Then we have the interesting, and slightly convoluted metaphor of the ocean. Serving the purpose of highlighting a weak, lily-livered kind of person you would be if you considered NOT supporting the idea of spending untold millions to put a man on the moon.
“We set sail on this new sea because there is new knowledge to be gained and new rights to be won and they must be won and used for the progress of all people… And only if the United States occupies a position of pre-eminence can we help decide whether this new ocean will be a sea of peace or a new terrifying theatre of war.”
Are we at sea or in a theatre?
Kennedy employs another metaphor for answering the question ‘why’.  Mohammed’s mountain – or is George Mallory’s? – provides the image of climbing and ultimate conquest, connects believers to historic achievements and gets around the need for rational argument or any discussion of cost-benefit analysis.
“But why some say, the moon?  Why choose this as our goal?  Why climb the highest mountain?  Why 35 years ago, fly the Atlantic?  Why does Rice play Texas?…
“Many years ago the great British explorer Goerge Mallory, who was to die on Mount Everest, was asked why did he want to climb it.  He said, because it is there.  Well, space is there and we are going to climb it.  And the moon and the planets are there.  And new hopes for knowledge and peace are there.  And therefore as we set sail we ask God’s blessing…”
Are we climbing or are we sailing?  Oh, who cares.
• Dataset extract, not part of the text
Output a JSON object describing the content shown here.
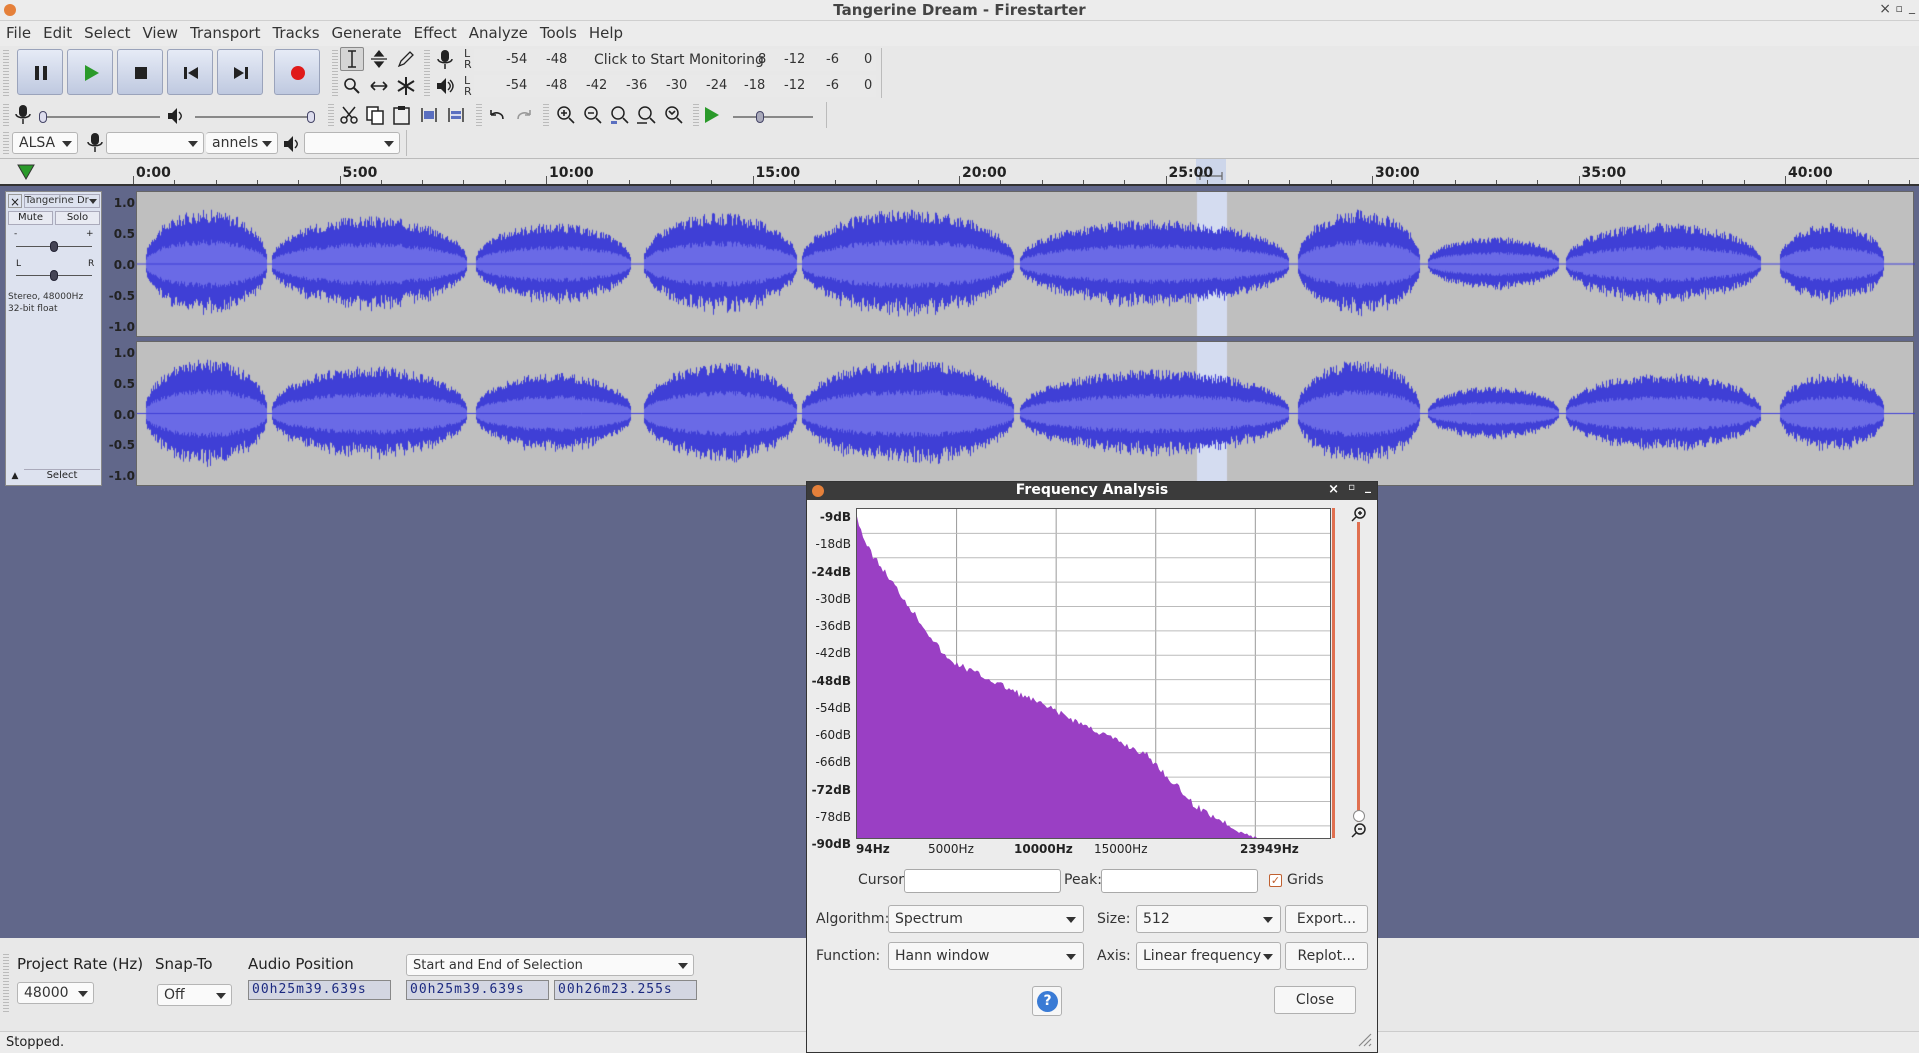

Kennedy’s High Style

Like Obama and King, JFK speaks with a certain degree of formality. There is a loftiness to his style that serves to elevate his subject.  Although Kennedy does rely on his notes, he is well prepared.  He is clearly familiar with the overall arc of the speech and he delivers it as a polished robust performance.
There are evident notes of rhetorical style, sophisticated phraseology and innovative language.  Kennedy is a master of delivery.  His personal charisma coupled with the power of the position is the perfect springboard for the words of this speech to take flight.
Honourable mention must be given to Ted Sorensen – speechwriter and adviser to JFK.  Theirs was a symbiotic relationship.  Sorensen had a deep understanding of Kennedy’s style and skill, allowing him to assemble speeches like this that sound natural and evoke commitment.
Supreme eloquence.
Watch the video here.

A Speech a Week Series

Words have the power to change the world. Speeches are used by leaders, revolutionaries and evangelists to persuade people to think differently, to feel something new and to behave in remarkable ways.

In this series, we will examine one notable speech per week. We hope to cast a wide net – including politicians, business leaders, preachers, entertainers and philosophers. These articles will consider matters of content and style to uncover the secrets of oratorical success.

By examing the components of speechcraft we can improve our own powers of persuasion. We will come to appreciate the craft of eloquence – guarding against silver-tongued miscreants whilst gradually building our own expressive capability.

If you would like to contribute to the series by suggesting a speech, please send us a message via the mojologic website.